The matter involves an underlying personal injury action, wherein the plaintiff sued our insurance carrier client’s insured for damages incurred as a result of a slip/trip and fall accident taking place on the insured’s property. When applying for coverage, the insured defendant elected first-party property damage coverage only. However, after being named a defendant in the underlying personal injury action, the insured defendant claimed he was entitled to general liability coverage under the subject policy and filed a declaratory action against our client seeking defense and indemnity of the plaintiff’s claim. Specifically, the insured defendant claimed he misinterpreted the coverage application form, and that his mistake was not a valid reason to disclaim coverage.
In our motion for summary judgment, we argued the insured never purchased commercial general liability coverage, and therefore, the carrier was not obligated to indemnify or defend the insured in the underlying action brought forth by the plaintiff.
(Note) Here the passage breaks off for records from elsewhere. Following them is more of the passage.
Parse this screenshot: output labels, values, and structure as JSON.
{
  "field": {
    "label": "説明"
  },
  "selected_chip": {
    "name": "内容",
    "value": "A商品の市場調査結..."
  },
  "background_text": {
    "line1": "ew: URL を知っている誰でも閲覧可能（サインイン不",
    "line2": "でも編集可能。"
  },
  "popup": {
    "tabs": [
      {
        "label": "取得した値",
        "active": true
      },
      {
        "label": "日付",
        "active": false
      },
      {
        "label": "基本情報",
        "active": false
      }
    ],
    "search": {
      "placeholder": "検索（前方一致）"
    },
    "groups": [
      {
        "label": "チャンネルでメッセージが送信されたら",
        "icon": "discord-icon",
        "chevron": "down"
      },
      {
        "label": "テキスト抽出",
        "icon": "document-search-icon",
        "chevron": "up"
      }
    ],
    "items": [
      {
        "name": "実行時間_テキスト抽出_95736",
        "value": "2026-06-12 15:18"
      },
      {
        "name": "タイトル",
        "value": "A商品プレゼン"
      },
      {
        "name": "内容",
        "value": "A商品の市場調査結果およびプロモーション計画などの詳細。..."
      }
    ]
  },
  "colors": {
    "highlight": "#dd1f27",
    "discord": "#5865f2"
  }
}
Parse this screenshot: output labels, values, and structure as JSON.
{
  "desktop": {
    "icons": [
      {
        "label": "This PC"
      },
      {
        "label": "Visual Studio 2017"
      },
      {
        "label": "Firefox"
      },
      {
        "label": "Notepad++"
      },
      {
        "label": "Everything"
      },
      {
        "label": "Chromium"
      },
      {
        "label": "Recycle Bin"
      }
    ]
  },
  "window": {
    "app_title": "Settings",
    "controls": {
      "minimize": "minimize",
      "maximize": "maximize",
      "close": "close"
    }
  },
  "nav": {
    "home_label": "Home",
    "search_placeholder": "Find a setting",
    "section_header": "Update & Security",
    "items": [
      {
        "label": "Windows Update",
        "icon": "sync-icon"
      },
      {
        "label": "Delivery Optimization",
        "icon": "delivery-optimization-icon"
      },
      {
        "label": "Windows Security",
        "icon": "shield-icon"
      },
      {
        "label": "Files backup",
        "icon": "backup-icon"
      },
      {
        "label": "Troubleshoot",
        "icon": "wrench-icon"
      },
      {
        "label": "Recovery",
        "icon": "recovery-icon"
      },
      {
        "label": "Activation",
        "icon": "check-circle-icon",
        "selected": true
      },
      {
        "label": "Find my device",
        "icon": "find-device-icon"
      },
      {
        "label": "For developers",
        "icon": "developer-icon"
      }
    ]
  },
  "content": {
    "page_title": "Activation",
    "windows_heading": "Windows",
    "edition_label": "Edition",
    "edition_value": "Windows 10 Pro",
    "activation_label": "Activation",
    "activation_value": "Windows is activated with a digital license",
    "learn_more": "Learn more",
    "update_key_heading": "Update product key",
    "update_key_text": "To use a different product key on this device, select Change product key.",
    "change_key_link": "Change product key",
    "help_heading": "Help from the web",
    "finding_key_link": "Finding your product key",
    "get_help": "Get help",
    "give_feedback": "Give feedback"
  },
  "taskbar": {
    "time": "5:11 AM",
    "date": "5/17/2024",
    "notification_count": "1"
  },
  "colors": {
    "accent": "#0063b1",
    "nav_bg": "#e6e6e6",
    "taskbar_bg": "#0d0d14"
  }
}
The motion was granted by The Honorable Keith Lynott, J.S.C. The Court agreed with our arguments and concluded the insured’s confusion or intent when filling out the insurance application and applying for insurance coverage is not relevant. Rather, the policy itself is the document that forms the contract/agreement between a carrier and its insured, and the policy herein is unambiguous. The Court held it is undisputed that the text of the policy does not provide coverage for general liability claims alleging bodily injury as a result of work or other activities conducted on or at the insured property. Consequently, our motion for summary judgment filed early and during the discovery period was granted, and all claims against the carrier have been dismissed with prejudice.